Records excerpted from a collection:

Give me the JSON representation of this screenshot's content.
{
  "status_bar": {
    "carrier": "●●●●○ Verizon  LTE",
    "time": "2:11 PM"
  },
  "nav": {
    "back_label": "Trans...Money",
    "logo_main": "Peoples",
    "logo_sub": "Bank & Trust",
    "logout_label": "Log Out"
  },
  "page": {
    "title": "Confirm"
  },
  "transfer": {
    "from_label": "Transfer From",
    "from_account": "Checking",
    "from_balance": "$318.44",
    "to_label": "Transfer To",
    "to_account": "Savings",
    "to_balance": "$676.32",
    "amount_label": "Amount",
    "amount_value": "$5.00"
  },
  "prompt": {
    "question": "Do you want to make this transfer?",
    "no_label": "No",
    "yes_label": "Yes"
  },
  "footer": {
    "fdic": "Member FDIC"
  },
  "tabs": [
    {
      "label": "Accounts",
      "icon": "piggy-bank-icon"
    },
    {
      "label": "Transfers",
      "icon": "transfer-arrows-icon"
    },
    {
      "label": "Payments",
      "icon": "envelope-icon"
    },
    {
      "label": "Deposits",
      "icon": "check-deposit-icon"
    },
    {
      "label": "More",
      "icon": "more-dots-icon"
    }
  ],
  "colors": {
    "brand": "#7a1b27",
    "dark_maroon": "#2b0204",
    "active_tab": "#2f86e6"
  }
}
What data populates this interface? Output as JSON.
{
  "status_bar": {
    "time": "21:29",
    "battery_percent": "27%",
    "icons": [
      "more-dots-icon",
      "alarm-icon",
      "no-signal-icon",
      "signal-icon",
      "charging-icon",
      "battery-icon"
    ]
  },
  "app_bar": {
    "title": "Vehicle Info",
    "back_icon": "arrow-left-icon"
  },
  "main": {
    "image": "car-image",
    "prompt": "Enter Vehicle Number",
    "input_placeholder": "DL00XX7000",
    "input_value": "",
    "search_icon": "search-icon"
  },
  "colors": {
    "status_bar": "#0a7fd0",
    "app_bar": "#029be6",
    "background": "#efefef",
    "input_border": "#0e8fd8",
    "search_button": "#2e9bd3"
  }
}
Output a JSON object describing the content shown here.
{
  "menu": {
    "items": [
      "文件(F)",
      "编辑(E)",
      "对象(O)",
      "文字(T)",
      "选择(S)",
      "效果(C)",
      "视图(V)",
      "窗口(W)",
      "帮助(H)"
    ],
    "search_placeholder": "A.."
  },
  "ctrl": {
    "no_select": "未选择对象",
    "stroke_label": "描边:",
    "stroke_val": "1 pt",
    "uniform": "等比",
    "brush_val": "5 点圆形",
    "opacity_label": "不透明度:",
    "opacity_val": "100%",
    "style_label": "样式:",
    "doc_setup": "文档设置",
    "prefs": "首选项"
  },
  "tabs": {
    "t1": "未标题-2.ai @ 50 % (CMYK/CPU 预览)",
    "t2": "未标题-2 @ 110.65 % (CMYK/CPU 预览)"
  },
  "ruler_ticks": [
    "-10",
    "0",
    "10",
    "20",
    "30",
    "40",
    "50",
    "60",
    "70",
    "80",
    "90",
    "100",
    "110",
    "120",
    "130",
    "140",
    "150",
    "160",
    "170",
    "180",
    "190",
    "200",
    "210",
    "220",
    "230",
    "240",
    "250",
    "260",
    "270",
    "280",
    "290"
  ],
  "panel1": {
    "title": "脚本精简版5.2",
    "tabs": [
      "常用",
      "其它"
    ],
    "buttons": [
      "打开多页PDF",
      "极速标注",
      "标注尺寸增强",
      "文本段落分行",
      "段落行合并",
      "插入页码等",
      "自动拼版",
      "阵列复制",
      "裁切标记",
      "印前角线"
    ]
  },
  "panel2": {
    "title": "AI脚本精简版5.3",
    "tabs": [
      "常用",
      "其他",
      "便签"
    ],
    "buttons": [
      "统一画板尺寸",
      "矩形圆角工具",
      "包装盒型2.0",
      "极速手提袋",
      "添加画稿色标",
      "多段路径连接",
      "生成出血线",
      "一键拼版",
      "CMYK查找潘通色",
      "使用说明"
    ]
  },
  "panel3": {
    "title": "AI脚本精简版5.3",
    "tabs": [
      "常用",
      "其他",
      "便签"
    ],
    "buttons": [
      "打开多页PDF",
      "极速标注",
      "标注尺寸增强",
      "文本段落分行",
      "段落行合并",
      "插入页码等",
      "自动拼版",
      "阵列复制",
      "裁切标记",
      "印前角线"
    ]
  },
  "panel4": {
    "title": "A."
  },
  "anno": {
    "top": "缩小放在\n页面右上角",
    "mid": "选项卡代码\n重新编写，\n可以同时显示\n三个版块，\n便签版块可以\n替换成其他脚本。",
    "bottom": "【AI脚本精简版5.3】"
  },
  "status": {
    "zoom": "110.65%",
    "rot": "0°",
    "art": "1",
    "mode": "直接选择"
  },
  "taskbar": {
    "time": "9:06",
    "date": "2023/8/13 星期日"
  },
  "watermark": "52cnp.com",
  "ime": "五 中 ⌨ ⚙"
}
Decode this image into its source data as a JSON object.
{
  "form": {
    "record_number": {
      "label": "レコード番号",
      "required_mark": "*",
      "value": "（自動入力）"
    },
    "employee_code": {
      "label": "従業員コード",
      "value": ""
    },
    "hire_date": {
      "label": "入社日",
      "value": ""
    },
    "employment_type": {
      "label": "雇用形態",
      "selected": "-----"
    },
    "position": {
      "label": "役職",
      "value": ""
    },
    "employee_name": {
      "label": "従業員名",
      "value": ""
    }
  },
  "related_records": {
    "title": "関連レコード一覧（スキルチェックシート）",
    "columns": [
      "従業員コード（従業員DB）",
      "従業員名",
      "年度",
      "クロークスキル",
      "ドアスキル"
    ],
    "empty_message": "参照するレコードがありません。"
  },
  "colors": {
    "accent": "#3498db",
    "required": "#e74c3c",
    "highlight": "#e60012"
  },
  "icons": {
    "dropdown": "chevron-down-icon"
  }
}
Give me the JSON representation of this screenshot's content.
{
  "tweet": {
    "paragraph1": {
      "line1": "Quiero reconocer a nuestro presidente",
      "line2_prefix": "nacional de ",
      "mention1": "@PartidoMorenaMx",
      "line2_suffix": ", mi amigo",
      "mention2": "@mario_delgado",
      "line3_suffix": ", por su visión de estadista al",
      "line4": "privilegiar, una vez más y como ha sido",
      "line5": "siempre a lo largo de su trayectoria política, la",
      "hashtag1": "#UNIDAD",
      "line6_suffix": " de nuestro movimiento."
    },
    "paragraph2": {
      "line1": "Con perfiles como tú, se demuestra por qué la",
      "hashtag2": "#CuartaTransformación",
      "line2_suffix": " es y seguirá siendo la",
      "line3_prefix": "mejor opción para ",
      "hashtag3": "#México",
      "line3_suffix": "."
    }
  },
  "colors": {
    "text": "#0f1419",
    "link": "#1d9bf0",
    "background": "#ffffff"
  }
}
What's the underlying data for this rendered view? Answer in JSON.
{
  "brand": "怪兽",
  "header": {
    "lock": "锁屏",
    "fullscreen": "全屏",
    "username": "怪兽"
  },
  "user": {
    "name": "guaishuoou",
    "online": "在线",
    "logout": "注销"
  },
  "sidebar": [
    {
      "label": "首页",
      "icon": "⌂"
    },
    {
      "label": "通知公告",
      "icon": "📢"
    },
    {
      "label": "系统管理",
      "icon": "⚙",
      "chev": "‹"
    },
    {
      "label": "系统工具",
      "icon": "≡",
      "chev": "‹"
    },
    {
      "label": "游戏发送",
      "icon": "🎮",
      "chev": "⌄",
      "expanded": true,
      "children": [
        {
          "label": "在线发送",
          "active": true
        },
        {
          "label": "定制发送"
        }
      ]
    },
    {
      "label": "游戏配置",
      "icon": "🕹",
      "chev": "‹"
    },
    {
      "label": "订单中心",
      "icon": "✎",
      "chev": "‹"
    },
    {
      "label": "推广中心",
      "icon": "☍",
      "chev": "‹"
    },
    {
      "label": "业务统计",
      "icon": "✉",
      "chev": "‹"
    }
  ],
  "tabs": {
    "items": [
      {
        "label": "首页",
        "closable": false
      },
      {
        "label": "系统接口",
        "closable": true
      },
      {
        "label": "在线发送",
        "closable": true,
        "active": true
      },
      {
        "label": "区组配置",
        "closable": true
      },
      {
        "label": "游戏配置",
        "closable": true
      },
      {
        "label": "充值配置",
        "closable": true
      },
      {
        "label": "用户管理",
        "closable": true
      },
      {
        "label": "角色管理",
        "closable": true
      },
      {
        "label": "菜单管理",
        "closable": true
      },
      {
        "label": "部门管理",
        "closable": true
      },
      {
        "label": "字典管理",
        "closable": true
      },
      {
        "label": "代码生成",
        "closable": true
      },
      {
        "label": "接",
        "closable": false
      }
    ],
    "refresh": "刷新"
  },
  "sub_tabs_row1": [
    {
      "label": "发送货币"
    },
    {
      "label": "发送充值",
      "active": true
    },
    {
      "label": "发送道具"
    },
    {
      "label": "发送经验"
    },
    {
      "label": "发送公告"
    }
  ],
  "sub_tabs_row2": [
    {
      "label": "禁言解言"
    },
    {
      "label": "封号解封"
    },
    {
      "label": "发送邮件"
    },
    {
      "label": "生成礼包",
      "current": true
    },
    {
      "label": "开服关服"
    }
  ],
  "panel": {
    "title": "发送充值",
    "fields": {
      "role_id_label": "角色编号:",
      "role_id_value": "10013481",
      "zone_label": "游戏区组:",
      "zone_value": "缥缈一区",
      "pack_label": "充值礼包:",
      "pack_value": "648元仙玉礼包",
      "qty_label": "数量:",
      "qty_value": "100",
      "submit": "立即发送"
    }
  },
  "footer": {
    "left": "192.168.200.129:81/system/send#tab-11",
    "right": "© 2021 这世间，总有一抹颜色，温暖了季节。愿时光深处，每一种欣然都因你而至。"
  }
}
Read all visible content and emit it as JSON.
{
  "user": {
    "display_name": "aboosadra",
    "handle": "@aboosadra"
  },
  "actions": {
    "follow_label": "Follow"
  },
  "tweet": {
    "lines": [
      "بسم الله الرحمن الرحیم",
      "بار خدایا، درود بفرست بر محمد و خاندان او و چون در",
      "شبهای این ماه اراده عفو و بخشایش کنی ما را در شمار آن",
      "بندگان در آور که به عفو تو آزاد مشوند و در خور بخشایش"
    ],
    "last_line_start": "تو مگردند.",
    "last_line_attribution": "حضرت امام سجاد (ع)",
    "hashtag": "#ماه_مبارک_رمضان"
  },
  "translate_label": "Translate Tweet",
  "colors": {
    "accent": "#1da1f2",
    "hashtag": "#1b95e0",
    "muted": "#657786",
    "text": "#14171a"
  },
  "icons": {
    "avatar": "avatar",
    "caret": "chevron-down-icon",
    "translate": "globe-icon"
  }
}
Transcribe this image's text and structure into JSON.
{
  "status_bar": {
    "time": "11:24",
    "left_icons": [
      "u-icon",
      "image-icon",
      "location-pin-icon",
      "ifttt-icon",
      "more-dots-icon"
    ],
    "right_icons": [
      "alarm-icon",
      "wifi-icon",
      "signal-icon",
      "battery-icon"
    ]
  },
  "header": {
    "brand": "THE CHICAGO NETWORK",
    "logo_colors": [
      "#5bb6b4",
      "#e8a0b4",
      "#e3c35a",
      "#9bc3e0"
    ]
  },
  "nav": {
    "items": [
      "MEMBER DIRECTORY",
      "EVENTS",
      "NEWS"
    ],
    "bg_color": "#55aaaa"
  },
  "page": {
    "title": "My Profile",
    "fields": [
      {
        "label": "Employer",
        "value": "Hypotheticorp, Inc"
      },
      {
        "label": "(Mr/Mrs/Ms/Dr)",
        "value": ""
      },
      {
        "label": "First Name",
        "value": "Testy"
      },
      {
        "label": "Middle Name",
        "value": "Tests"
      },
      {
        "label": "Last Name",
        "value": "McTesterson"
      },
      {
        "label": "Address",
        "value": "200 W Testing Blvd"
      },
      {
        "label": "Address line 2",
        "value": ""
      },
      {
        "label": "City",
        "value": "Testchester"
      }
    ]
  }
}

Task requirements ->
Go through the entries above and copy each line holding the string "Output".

Result for this exercise ->
What data populates this interface? Output as JSON.
Output a JSON object describing the content shown here.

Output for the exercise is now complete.